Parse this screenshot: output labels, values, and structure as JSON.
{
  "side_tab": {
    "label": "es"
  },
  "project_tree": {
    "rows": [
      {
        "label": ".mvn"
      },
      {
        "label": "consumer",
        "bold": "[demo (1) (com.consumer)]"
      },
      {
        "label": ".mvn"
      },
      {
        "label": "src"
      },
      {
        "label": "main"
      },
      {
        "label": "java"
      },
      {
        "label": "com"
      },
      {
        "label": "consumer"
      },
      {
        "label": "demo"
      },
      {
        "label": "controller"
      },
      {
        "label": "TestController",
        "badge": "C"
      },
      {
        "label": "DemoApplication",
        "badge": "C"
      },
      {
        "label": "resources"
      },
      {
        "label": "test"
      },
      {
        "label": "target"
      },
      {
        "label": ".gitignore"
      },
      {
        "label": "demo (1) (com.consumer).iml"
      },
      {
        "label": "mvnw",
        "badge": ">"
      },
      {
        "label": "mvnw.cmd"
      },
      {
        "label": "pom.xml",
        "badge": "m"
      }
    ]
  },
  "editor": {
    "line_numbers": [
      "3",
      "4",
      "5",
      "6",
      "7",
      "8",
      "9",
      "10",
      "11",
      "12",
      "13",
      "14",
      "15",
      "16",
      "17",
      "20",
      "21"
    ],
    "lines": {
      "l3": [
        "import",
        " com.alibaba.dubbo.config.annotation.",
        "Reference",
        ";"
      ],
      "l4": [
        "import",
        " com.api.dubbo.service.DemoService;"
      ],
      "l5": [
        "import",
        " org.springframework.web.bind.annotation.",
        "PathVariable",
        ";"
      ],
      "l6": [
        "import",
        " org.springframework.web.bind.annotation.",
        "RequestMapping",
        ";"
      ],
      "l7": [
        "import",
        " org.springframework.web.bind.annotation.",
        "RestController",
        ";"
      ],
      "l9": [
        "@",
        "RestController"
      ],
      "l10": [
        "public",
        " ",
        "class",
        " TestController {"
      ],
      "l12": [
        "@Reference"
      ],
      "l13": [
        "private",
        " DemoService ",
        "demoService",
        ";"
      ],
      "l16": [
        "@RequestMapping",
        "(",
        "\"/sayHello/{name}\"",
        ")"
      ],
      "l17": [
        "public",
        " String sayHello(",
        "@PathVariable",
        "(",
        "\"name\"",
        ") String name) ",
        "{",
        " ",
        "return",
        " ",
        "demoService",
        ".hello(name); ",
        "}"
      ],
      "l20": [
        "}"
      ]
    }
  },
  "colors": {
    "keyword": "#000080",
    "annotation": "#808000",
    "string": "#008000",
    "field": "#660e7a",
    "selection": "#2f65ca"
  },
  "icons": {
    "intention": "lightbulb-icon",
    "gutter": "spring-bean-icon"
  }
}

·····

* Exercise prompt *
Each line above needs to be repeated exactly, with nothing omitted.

* Answer box *
Parse this screenshot: output labels, values, and structure as JSON.
{
  "side_tab": {
    "label": "es"
  },
  "project_tree": {
    "rows": [
      {
        "label": ".mvn"
      },
      {
        "label": "consumer",
        "bold": "[demo (1) (com.consumer)]"
      },
      {
        "label": ".mvn"
      },
      {
        "label": "src"
      },
      {
        "label": "main"
      },
      {
        "label": "java"
      },
      {
        "label": "com"
      },
      {
        "label": "consumer"
      },
      {
        "label": "demo"
      },
      {
        "label": "controller"
      },
      {
        "label": "TestController",
        "badge": "C"
      },
      {
        "label": "DemoApplication",
        "badge": "C"
      },
      {
        "label": "resources"
      },
      {
        "label": "test"
      },
      {
        "label": "target"
      },
      {
        "label": ".gitignore"
      },
      {
        "label": "demo (1) (com.consumer).iml"
      },
      {
        "label": "mvnw",
        "badge": ">"
      },
      {
        "label": "mvnw.cmd"
      },
      {
        "label": "pom.xml",
        "badge": "m"
      }
    ]
  },
  "editor": {
    "line_numbers": [
      "3",
      "4",
      "5",
      "6",
      "7",
      "8",
      "9",
      "10",
      "11",
      "12",
      "13",
      "14",
      "15",
      "16",
      "17",
      "20",
      "21"
    ],
    "lines": {
      "l3": [
        "import",
        " com.alibaba.dubbo.config.annotation.",
        "Reference",
        ";"
      ],
      "l4": [
        "import",
        " com.api.dubbo.service.DemoService;"
      ],
      "l5": [
        "import",
        " org.springframework.web.bind.annotation.",
        "PathVariable",
        ";"
      ],
      "l6": [
        "import",
        " org.springframework.web.bind.annotation.",
        "RequestMapping",
        ";"
      ],
      "l7": [
        "import",
        " org.springframework.web.bind.annotation.",
        "RestController",
        ";"
      ],
      "l9": [
        "@",
        "RestController"
      ],
      "l10": [
        "public",
        " ",
        "class",
        " TestController {"
      ],
      "l12": [
        "@Reference"
      ],
      "l13": [
        "private",
        " DemoService ",
        "demoService",
        ";"
      ],
      "l16": [
        "@RequestMapping",
        "(",
        "\"/sayHello/{name}\"",
        ")"
      ],
      "l17": [
        "public",
        " String sayHello(",
        "@PathVariable",
        "(",
        "\"name\"",
        ") String name) ",
        "{",
        " ",
        "return",
        " ",
        "demoService",
        ".hello(name); ",
        "}"
      ],
      "l20": [
        "}"
      ]
    }
  },
  "colors": {
    "keyword": "#000080",
    "annotation": "#808000",
    "string": "#008000",
    "field": "#660e7a",
    "selection": "#2f65ca"
  },
  "icons": {
    "intention": "lightbulb-icon",
    "gutter": "spring-bean-icon"
  }
}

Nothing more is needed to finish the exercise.